After a very long series of flights and delays, my wife and I arrived at the show on Thursday afternoon. In traditional African style, the show did start late, so I didn't miss much. Exhibiting at the show were around 40 vendors, with a mix of rough, cut and minerals. My main interest was of course the rough stones. Overall, I'd say that the initial asking prices for most stones was about double what I had just paid in Tucson back in Feb 2012. As the show developed it seems expectations lowered and prices started coming down.
Most dealers were initially interested in selling entire large parcels, which were clearly out of my range. The first day I did pick up some pieces of Tanzanite.
One of the highlights of the show was the dinners in back of the hotels. The AIGJMF had set up beautiful tents and had arranged for a variety of entertainment each night. On the first night were a very entertaining performances of traditional African dances and music.
What proved to be very fun for us was seeing so many familiar faces from other shows. We ended up having dinner the first night with Steve from New Era Gems, Bill Larson and his son from Pala Internationa and Steve Avery a gem cutter. The next night we had dinner with David Pearl of East African Gems and Arnold Silverberg and his wife from AJSGEMS in Bangkok.
Both food and drinks were provided complimentary for those attending the show. The organizers really worked hard to put on a first class show. The only down side really was the very high prices being asked for by those exhibiting.
It was nice to meet up again with Roger Dery and of course my friend in Tanzania Jamal Mbarak.
The Mount Meru Hotel in Arusha was the site of the gem show, and also the hotel we stayed in. A beautiful hotel by any standards, with excellent service and accommodations. A little bit outside the city, but a perfect place for an event such as this.
Friday morning I did buy some more Tanzanite at the show along with some Tsavorite garnet and Winza Ruby/Sapphire.

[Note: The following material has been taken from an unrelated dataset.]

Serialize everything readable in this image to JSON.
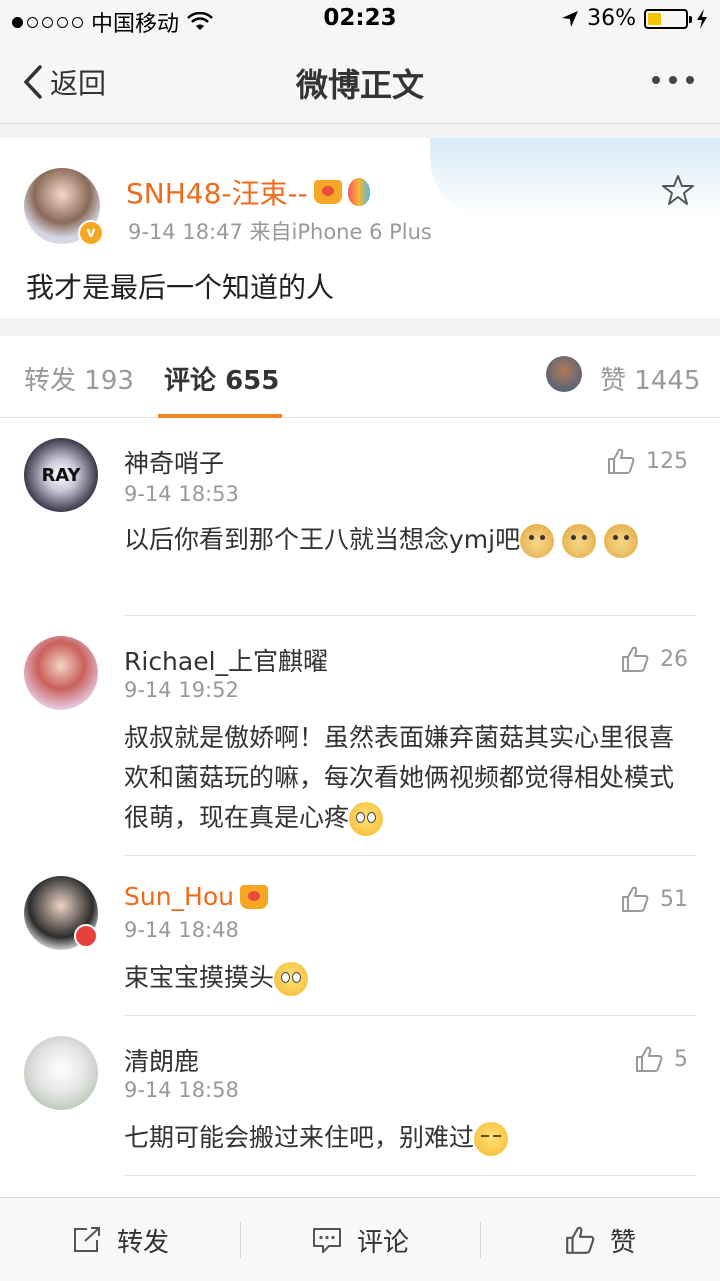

In the afternoon I went back to the office of a friend Jamal in the city of Arusha. Jamal had some very nice natural blue Tanzanite, Umba Sapphire, and some interesting Zircon from Mozambique. The zircon was a nice light pink/lavender color that I think will cut very nice stones. We spent the afternoon with Jamal as he brought in some miners to show us their goods.
Sunday after the show, they had arranged for a number of mine tours. We elected to go to the green garnet (tsavorite) mine in Lemshuko. The mine is about a 2.5 to 3 hour rough drive outside of Arusha. Once we got about halfway we were joined by a few armed guards in a Toyota Pickup. This mine was run by Eric and Mark Saul a few years ago, the current group mining is working in tunnels rather than open pit as it was done by Swala.

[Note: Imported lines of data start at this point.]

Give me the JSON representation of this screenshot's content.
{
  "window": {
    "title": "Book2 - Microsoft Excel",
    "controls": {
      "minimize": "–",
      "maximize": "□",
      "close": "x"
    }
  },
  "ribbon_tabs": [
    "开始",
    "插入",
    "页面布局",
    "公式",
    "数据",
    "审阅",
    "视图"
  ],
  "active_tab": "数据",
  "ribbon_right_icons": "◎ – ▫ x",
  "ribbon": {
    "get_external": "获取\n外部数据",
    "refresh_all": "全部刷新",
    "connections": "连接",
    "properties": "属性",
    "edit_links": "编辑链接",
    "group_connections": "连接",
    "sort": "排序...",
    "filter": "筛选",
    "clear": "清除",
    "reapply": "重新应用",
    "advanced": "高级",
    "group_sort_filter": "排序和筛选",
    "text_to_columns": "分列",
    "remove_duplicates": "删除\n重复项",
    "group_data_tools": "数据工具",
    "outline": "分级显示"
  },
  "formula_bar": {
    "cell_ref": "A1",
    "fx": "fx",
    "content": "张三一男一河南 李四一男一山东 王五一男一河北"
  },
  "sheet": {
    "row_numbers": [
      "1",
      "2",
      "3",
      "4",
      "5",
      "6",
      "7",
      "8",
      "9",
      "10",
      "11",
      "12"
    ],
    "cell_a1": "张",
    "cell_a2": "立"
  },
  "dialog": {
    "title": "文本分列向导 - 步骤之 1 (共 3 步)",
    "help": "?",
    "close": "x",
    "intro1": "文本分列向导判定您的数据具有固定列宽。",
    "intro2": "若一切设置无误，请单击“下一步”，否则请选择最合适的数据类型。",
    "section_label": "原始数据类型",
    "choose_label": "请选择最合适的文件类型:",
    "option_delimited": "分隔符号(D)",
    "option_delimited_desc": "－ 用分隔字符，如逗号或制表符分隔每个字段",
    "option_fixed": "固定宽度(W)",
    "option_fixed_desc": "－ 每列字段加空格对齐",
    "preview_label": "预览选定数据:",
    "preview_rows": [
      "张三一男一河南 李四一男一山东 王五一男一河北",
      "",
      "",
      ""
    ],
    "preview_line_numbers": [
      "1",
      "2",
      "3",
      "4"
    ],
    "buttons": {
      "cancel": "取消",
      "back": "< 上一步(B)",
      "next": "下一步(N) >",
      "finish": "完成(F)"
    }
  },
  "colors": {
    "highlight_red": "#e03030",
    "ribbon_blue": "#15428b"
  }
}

This is some of the open pit mining area previously worked.
Currently the miners are working a tunnel that is 150 meters long into the side of one of the hills. The photos below show the start of the mine, and what was pulled out the past week.
As the rock is chipped away from the tunnel it is hauled out in sacks, then examined for any gem material outside the mine.
The picture above represents about a weeks worth of work. Not much gem material here, actually only one stone that could be faceted. I asked the guy running the mine how often they find a facet grade stone, and he told me about every 2 or 3 weeks
This was the only facet grade stone found from the work from the previous week. The stone had several large fractures and would need to be cut into 3 or 4 small stones.
The small village above was located near the mine site.
We spent a few hours at this shopping center in town. All locally made artwork and trinkets. I think prices were adjusted based on the customer.
The man above, is actually a pretty famous wood carver, who carves mostly in ebony wood. He actually had a photo in his shop with Bill Clinton who had purchased one of his pieces. We ended buying several of his carvings, including a rather large bust, that was a real chore getting home on the plane.
We stopped at a barbecue place along the road and bought some meat. No idea what it was, could have been anything from the bush, had it cooked up and brought it back for the dogs. The local guys must have thought we were crazy buying meat to feed the dogs. The poor things were starved and ate it down in a nano second.